(EXERCISE INSTRUCTIONS) The word "JSON" marks the lines to keep; find each one in the data and copy it.

+++ MATERIAL SUPPLIED +++

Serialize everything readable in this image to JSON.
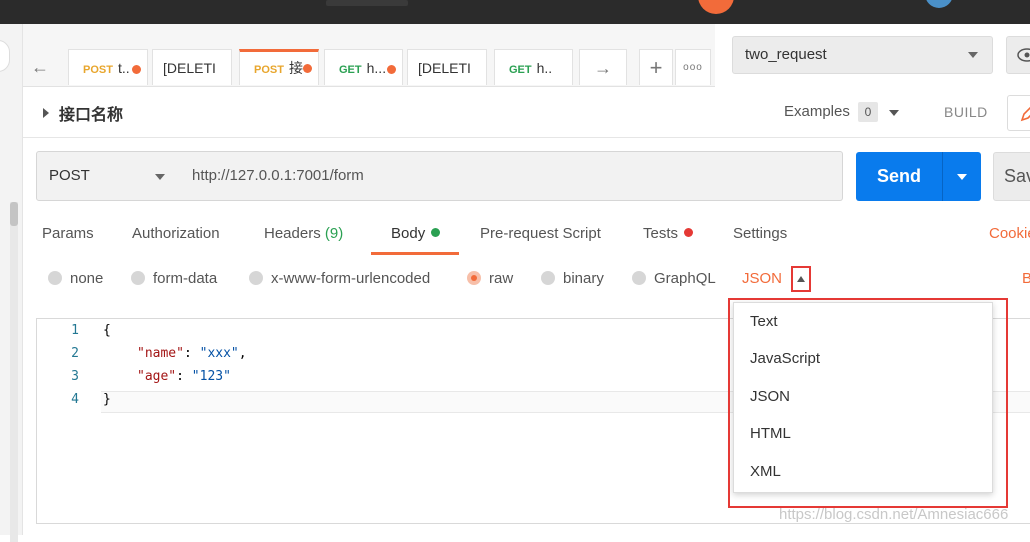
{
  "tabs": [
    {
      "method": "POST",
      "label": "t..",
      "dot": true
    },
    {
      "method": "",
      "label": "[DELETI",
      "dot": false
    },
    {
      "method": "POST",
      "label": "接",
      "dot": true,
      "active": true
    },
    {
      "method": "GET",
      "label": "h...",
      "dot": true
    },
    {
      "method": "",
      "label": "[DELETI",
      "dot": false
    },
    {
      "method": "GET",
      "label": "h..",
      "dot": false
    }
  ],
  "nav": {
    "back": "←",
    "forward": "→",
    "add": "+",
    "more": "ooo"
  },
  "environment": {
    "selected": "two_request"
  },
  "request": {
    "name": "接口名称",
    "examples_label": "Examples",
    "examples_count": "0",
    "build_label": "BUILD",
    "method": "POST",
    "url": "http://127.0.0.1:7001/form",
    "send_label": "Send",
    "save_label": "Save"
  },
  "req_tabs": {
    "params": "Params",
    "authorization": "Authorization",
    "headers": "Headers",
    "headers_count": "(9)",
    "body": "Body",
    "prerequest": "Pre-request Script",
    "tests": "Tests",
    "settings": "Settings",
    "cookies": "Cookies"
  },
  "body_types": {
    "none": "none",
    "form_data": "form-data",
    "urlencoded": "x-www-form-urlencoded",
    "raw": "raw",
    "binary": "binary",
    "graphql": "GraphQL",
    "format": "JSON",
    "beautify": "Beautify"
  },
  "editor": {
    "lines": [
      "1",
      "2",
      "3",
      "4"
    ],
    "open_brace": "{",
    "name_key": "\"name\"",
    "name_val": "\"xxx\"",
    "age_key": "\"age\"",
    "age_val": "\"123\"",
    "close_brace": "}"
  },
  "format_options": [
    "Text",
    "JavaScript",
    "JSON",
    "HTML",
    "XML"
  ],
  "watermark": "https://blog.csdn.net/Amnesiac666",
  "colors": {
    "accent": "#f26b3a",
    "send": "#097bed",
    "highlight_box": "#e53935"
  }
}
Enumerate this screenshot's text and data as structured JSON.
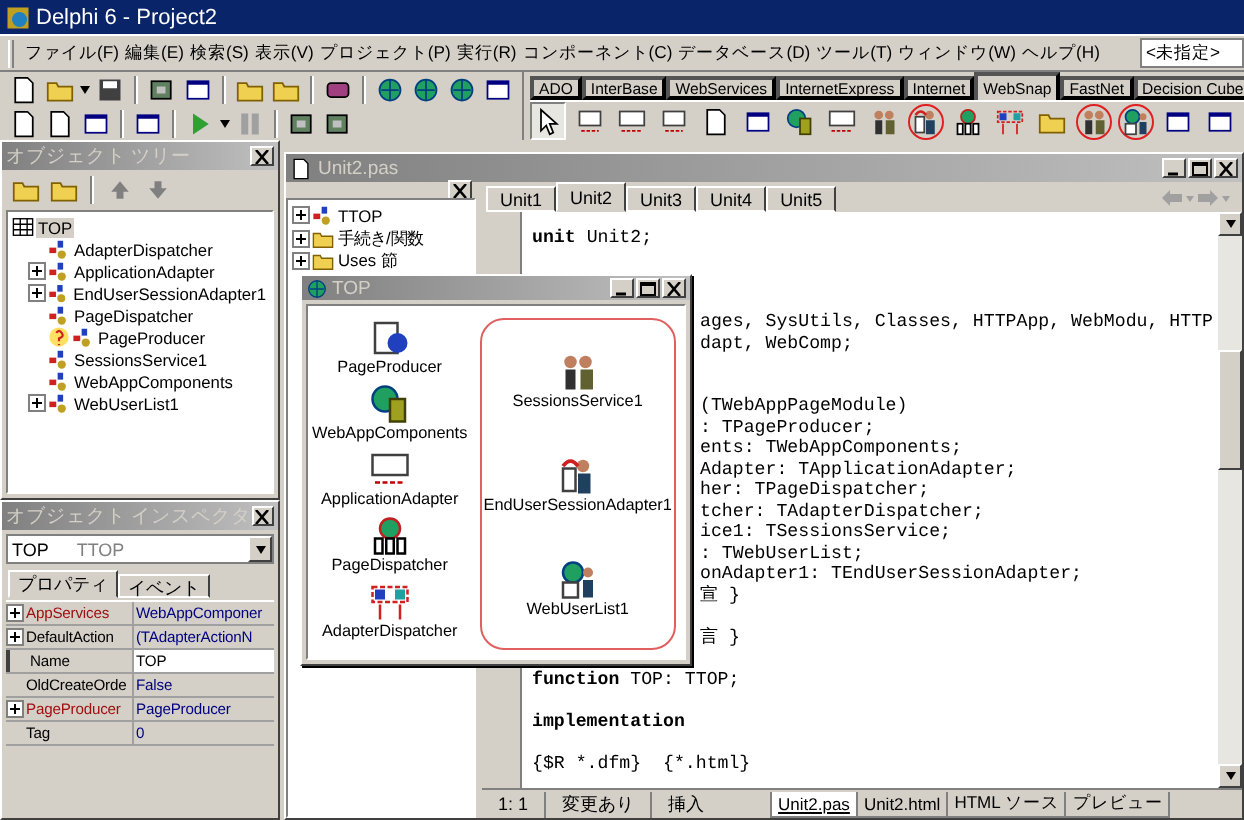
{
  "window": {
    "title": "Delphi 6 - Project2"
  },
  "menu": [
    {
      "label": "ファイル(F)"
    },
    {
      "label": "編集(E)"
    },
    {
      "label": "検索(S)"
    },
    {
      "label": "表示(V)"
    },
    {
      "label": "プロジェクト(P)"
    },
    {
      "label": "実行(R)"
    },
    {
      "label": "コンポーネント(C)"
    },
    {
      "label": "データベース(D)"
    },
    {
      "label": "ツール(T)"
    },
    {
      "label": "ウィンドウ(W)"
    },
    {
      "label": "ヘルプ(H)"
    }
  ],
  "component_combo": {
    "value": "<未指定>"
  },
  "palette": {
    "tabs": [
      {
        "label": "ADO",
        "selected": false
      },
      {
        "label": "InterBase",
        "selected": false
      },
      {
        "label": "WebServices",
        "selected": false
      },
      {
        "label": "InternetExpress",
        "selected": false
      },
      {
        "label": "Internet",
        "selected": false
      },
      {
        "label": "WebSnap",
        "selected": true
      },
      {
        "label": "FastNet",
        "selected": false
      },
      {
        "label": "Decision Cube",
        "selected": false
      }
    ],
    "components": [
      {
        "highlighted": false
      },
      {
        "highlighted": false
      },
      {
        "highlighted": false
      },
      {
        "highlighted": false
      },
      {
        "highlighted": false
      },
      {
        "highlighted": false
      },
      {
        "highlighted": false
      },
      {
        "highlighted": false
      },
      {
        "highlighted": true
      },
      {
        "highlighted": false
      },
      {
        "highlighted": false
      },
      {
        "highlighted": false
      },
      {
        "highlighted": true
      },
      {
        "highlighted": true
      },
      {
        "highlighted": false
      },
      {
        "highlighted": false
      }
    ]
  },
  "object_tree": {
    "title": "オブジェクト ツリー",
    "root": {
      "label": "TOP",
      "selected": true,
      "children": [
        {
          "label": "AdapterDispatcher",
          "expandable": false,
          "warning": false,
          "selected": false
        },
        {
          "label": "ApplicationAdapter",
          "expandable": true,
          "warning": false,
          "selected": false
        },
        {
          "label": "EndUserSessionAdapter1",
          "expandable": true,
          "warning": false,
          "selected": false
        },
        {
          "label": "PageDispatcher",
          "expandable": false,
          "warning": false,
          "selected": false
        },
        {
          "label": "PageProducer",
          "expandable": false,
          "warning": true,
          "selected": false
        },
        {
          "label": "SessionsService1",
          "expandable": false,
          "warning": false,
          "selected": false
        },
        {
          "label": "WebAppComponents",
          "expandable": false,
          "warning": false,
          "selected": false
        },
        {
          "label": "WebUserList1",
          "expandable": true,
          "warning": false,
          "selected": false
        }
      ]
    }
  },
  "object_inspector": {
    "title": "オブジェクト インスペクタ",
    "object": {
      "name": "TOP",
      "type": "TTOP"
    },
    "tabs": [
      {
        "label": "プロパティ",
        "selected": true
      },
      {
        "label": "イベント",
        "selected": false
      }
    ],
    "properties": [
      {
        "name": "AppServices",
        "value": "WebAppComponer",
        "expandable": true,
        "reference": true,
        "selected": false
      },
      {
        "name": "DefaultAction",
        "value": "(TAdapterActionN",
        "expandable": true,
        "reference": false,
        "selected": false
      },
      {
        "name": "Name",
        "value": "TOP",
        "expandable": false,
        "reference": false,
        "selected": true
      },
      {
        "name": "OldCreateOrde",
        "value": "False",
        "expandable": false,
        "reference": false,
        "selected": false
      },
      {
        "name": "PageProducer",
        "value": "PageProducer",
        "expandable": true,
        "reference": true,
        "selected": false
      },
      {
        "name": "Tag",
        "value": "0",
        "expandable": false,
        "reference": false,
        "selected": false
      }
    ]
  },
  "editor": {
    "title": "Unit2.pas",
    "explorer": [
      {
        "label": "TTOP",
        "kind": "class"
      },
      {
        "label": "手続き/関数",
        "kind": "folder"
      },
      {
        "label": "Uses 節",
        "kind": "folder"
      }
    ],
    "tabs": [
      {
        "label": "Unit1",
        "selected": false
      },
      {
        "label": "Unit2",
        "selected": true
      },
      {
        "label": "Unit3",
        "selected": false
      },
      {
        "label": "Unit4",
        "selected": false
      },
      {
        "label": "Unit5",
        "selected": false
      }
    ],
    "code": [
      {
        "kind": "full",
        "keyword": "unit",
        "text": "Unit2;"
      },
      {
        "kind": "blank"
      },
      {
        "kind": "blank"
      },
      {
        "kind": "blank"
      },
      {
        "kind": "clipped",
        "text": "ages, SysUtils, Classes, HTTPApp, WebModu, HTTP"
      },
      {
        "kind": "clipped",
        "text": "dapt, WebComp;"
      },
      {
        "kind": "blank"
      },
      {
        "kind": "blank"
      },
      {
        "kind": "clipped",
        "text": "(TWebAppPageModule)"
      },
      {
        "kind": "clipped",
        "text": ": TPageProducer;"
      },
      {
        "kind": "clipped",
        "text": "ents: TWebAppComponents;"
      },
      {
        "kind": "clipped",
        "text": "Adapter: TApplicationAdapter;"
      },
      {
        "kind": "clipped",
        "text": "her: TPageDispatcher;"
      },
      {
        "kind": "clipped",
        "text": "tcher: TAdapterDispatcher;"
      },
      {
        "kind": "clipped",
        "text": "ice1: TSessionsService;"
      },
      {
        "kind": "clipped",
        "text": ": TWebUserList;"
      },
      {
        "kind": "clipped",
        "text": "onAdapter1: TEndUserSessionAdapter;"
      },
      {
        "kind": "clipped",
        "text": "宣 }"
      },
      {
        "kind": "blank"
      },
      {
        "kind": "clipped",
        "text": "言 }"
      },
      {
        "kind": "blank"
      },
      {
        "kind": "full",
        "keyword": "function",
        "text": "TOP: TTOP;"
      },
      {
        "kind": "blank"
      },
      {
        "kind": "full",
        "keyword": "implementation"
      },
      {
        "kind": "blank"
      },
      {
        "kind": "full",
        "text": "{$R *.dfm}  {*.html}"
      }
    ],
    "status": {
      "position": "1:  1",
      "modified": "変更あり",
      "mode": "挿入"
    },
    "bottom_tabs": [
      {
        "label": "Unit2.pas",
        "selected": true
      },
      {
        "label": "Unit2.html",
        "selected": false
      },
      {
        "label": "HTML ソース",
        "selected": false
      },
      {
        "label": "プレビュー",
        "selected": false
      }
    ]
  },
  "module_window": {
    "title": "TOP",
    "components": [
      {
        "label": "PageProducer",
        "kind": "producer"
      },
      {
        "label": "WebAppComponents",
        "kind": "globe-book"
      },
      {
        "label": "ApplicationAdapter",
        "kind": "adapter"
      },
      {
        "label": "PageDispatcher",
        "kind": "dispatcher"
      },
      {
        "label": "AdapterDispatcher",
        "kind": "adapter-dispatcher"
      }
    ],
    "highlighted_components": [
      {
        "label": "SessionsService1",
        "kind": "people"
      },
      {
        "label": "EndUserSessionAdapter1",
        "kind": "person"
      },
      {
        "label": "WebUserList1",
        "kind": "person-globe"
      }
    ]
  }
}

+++

(REPLY TO THE TASK)
Serialize everything readable in this image to JSON.
    "format": "JSON",
    "JSON",
Enumerate this screenshot's text and data as structured JSON.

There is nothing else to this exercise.